Food politics that causes hunger and malnutrition
While food should be universally available, it has become a scarce commodity available in sufficient quantities only to those who have adequate resources. The commercialisation of food has led to the starvation of millions of people around the world, majority of who are children. This is one of the biggest blot on humanity and an indictment of the global socio-economic system.
Food insecurity has been a global phenomenon plaguing mainly poor countries. But the COVID-19 pandemic and the ongoing Russia-Ukraine war have conspired to widen the scope of food scarcity and malnutrition. In developed countries the supply of foodstuffs, something previously taken for granted, has not only reduced but prices have also soared.
The annual United Nations World Food Day marked on October 16 was a reminder of this sorry state of affairs, and an opportunity to mobilise all players in the food chain towards food security for everyone on the planet. The 2022 theme is “Leave no one behind”, and seeks to promote global awareness and action for those who suffer from hunger and to highlight the need to ensure healthy diets for all.
Food is covered under the Sustainable Development Goal (SDG) Target 2.1, of ensuring access to safe, nutritious and sufficient food for all people all year round. SDG Target 2.2 also requires countries to eradicate all forms of malnutrition. Unfortunately, these two milestones are yet to be achieved.
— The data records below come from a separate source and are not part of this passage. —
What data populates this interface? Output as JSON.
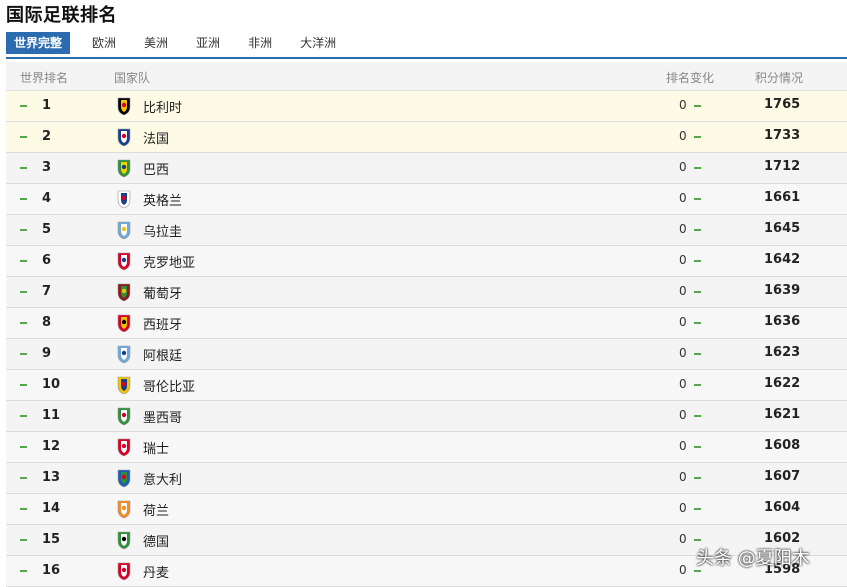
{
  "page_title": "国际足联排名",
  "tabs": [
    "世界完整",
    "欧洲",
    "美洲",
    "亚洲",
    "非洲",
    "大洋洲"
  ],
  "active_tab": 0,
  "headers": {
    "rank": "世界排名",
    "team": "国家队",
    "change": "排名变化",
    "points": "积分情况"
  },
  "rows": [
    {
      "rank": "1",
      "team": "比利时",
      "change": "0",
      "points": "1765",
      "flag": "belgium-flag-icon",
      "colors": [
        "#000000",
        "#f4c300",
        "#d80027"
      ]
    },
    {
      "rank": "2",
      "team": "法国",
      "change": "0",
      "points": "1733",
      "flag": "france-flag-icon",
      "colors": [
        "#1a3e8c",
        "#ffffff",
        "#d80027"
      ]
    },
    {
      "rank": "3",
      "team": "巴西",
      "change": "0",
      "points": "1712",
      "flag": "brazil-flag-icon",
      "colors": [
        "#2f8f3a",
        "#f4d400",
        "#1a3e8c"
      ]
    },
    {
      "rank": "4",
      "team": "英格兰",
      "change": "0",
      "points": "1661",
      "flag": "england-flag-icon",
      "colors": [
        "#ffffff",
        "#1a3e8c",
        "#d80027"
      ]
    },
    {
      "rank": "5",
      "team": "乌拉圭",
      "change": "0",
      "points": "1645",
      "flag": "uruguay-flag-icon",
      "colors": [
        "#6fa8dc",
        "#ffffff",
        "#f4c300"
      ]
    },
    {
      "rank": "6",
      "team": "克罗地亚",
      "change": "0",
      "points": "1642",
      "flag": "croatia-flag-icon",
      "colors": [
        "#d80027",
        "#ffffff",
        "#1a3e8c"
      ]
    },
    {
      "rank": "7",
      "team": "葡萄牙",
      "change": "0",
      "points": "1639",
      "flag": "portugal-flag-icon",
      "colors": [
        "#8b1a1a",
        "#2f8f3a",
        "#f4c300"
      ]
    },
    {
      "rank": "8",
      "team": "西班牙",
      "change": "0",
      "points": "1636",
      "flag": "spain-flag-icon",
      "colors": [
        "#d80027",
        "#f4c300",
        "#000000"
      ]
    },
    {
      "rank": "9",
      "team": "阿根廷",
      "change": "0",
      "points": "1623",
      "flag": "argentina-flag-icon",
      "colors": [
        "#6fa8dc",
        "#ffffff",
        "#1a3e8c"
      ]
    },
    {
      "rank": "10",
      "team": "哥伦比亚",
      "change": "0",
      "points": "1622",
      "flag": "colombia-flag-icon",
      "colors": [
        "#f4c300",
        "#1a3e8c",
        "#d80027"
      ]
    },
    {
      "rank": "11",
      "team": "墨西哥",
      "change": "0",
      "points": "1621",
      "flag": "mexico-flag-icon",
      "colors": [
        "#2f8f3a",
        "#ffffff",
        "#d80027"
      ]
    },
    {
      "rank": "12",
      "team": "瑞士",
      "change": "0",
      "points": "1608",
      "flag": "switzerland-flag-icon",
      "colors": [
        "#d80027",
        "#ffffff",
        "#d80027"
      ]
    },
    {
      "rank": "13",
      "team": "意大利",
      "change": "0",
      "points": "1607",
      "flag": "italy-flag-icon",
      "colors": [
        "#1a5fb4",
        "#2f8f3a",
        "#d80027"
      ]
    },
    {
      "rank": "14",
      "team": "荷兰",
      "change": "0",
      "points": "1604",
      "flag": "netherlands-flag-icon",
      "colors": [
        "#f28c28",
        "#ffffff",
        "#f28c28"
      ]
    },
    {
      "rank": "15",
      "team": "德国",
      "change": "0",
      "points": "1602",
      "flag": "germany-flag-icon",
      "colors": [
        "#2f8f3a",
        "#ffffff",
        "#000000"
      ]
    },
    {
      "rank": "16",
      "team": "丹麦",
      "change": "0",
      "points": "1598",
      "flag": "denmark-flag-icon",
      "colors": [
        "#d80027",
        "#ffffff",
        "#d80027"
      ]
    }
  ],
  "watermark": "头条 @夏阳木",
  "accent": "#2b6cb0",
  "change_mark_color": "#55a84a"
}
According to “The State of Food Security and Nutrition in The World” report published in 2021 by the UN’s Food and Agricultural Organization, it is estimated that between 720 and 811 million people in the world faced hunger in 2020 – as many as 161 million more than in 2019. Nearly 2.37 billion people did not have access to adequate food in 2020 – an increase of 320 million people in just one year.
The report noted that no region across the world has been spared from the vagaries of food insecurity as a result of spiralling costs and climate related phenomena. Furthermore, the COVID-19 pandemic exacerbated an already worsening situation by adversely affecting farming activities, industrial food production and disruption of food supply chains.
However, the issue of food goes beyond its wholesomeness or availability. Some powerful countries use food as a political weapon. It is especially immoral that millions of metric tons of food are wasted in Western countries, while millions of children die from hunger and malnutrition in developing countries.
The controversy surrounding Genetically Modified Foods (GMOs) is also unresolved in many countries. In Kenya for instance, this has been a hot and controversial topic, with the new government promising to legalize the growing, production and sale of these foods in the country after remaining illegal for years. In fact, GMOs are illegal in most countries in the region.
Food safety is also another sensitive issue that needs to be resolved. Developing countries have accused developed countries of duping expired food in their countries either as aid or as cheap and affordable foods. But since beggars cannot be choosers, poor countries have little or no choice but to consume the suspect products.
Obviously, the problem moves from one of hunger to one of ill health due to the toxicity of the consumed food. Sadly, there is no enforcement agency that can call the food donors to account and even make them pay for the medical costs accrued from food poisoning. This is subhuman treatment that equates humans to animals.
For the African continent, few cannot understand how a population almost equal to that of China cannot feed itself while the continent has one of the most fertile lands in the world. Even countries that have very small arable land comparable to their population are able to achieve food self-sufficiency.
— The writer is a PhD student in International Relations.